Labor has spent years claiming that private schools get too big a slice of education funding, and now they expect people to fight against the fact that private schools will be losing money to public schools? It’s beyond stupidity. Of course this could be a new slogan for the ALP: Bill Shorten, Beyond Stupidity.
It isn’t hard to cast your mind back to 2015, when barely-sentient root vegetable and Immigration Minister, Peter Dutton, announced plans to racially profile pedestrians in the Border Farce affair. Most recall that Shorten was against the plan, coming out strongly against it. Of course, when it was first announced, and before the social media reaction had been gauged, Shorten felt that it was a terrific idea.
Maybe it isn’t all Shorten’s fault. Maybe this is just how Labor works now. Who could forget Kevin Rudd’s endless focus groups? I mean, fuck, his Australia 2020 Summit was the only way he could come up with policies for his first term.
But Bill Shorten is supposed to be leading Labor, not lurching from one ill-conceived proposal to the next. The ALP are supposed to be the alternative to the Coalition, not alongside them in the trenches, negotiating with the Nazis. The Opposition are supposed to be the Government-in-waiting, with ideas on how to lead the country, not waiting for the other side to make mistakes, just so they can say, ‘Hey, at least we aren’t them’.
I have said before that, despite his profile, Shorten has failed to define himself or the role he would play as a potential PM, leading few voters to treat him as a serious threat to Turnbull’s reign. This hasn’t changed.
Bill Shorten is less electable than Mark Latham, even if Latham was still running Labor today. At least with Latham, we know where he stands – against women, people of colour, Muslims, minorities of all persuasions. What does Shorten believe in? His right to be elected Prime Minister, and that’s about it.
In a time when the sitting Prime Minister is irrelevant in his own party room, the Opposition Leader is incompetent beyond all measure. We need at least one better option from either side before the next election, yet no one really comes to mind.
Albanese doesn’t seem either keen or capable of taking on the leadership. Bowen gave up his chance when he was the Immigration Minister responsible for proposing the Malaysia Solution – no one would elect Dutton, just as no one will look to Bowen. Burke and Dreyfus are both inoffensive choices, but would be better suited to challenging after an election loss, as neither have the profile.
Plibersek could be a chance, if she was capable of making any point without sounding disingenuous. It is difficult to forget that she abandoned her principles for party advancement in the 2004 amendment to the Marriage Act, and while no one in politics can be expected to be a saint, we’ve seen what happens when that occurs on a larger scale, in the ascendancy of Malcolm Turnbull. Plibersek is probably Labor’s best chance at defeating Shorten and Turnbull, if she can prove herself to be up to the task.
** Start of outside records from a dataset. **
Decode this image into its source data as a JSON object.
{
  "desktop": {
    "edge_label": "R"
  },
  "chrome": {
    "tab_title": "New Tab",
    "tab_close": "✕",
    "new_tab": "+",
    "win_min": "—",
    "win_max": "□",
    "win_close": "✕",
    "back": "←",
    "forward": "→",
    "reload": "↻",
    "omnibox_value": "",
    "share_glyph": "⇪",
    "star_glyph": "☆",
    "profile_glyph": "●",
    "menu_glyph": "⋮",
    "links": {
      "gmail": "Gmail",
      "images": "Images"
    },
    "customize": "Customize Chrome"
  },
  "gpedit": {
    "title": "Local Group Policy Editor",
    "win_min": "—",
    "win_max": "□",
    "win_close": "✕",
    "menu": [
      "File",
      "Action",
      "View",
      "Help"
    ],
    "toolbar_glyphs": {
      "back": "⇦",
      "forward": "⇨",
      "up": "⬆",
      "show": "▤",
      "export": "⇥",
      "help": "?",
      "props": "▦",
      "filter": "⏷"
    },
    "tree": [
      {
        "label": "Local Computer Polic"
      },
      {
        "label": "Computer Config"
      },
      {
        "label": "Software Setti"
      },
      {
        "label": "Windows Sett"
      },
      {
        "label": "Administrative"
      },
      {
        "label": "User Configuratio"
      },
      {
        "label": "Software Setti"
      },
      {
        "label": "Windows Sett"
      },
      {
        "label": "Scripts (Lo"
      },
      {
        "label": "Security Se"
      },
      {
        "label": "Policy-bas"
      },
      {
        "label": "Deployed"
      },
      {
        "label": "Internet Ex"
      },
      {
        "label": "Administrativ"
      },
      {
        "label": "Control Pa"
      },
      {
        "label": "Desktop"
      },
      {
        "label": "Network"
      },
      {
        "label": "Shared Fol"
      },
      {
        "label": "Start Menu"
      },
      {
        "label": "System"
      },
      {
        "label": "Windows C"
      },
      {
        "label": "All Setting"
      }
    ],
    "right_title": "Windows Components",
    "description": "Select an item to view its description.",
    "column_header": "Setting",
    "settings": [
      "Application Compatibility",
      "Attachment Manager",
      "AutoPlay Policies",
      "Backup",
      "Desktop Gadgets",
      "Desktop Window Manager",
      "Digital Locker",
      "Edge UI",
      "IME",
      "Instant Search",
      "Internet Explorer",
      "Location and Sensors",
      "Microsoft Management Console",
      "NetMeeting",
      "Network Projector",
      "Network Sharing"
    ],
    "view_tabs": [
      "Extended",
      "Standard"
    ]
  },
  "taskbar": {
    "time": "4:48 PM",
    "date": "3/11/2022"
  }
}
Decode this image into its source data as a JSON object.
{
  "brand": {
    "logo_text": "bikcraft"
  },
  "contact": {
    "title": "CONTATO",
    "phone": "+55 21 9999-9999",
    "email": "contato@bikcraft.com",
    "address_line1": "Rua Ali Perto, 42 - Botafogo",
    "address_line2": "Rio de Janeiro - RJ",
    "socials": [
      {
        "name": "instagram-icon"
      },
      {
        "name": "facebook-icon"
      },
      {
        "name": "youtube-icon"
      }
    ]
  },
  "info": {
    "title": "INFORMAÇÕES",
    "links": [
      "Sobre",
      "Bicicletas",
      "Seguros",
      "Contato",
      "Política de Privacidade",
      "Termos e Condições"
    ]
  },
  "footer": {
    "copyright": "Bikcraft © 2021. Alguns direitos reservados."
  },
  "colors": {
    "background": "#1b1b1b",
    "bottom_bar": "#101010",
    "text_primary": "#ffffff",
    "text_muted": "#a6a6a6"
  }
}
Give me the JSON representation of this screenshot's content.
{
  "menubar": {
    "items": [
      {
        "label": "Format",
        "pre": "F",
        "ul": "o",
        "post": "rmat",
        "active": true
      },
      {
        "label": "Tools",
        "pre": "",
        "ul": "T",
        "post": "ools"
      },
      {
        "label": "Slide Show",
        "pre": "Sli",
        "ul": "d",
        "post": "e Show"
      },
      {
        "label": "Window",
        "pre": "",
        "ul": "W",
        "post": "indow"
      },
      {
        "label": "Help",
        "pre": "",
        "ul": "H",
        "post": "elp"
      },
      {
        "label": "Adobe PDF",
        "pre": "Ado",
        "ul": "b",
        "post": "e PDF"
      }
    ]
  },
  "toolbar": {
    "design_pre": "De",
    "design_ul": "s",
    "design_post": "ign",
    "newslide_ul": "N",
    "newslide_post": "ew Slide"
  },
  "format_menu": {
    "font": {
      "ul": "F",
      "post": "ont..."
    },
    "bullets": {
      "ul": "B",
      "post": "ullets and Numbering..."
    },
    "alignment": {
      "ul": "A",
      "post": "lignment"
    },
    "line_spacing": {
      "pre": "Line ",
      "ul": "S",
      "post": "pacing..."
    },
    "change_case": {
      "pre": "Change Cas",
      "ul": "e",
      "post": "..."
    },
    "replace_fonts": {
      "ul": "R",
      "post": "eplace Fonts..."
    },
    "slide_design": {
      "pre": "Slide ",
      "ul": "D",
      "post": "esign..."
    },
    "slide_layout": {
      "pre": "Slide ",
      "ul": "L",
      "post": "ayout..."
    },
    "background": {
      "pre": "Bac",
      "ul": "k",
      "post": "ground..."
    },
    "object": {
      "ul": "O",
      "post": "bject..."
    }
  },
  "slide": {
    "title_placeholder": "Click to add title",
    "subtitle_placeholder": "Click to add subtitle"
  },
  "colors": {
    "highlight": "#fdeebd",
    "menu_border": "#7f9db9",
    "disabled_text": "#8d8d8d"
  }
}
As it stands, Labor isn’t going anywhere any time soon. The divisive Rudd/Gillard/Rudd years left the party with a dearth of talent and an inability to govern. While Labor can outstrip the Coalition in two-party polling, Shorten is barely scraping by, remaining wildly unpopular. After losing the popular vote for Labor leadership, Shorten should have been seen as an interim leader, keeping the seat warm until a true contender came to the fore.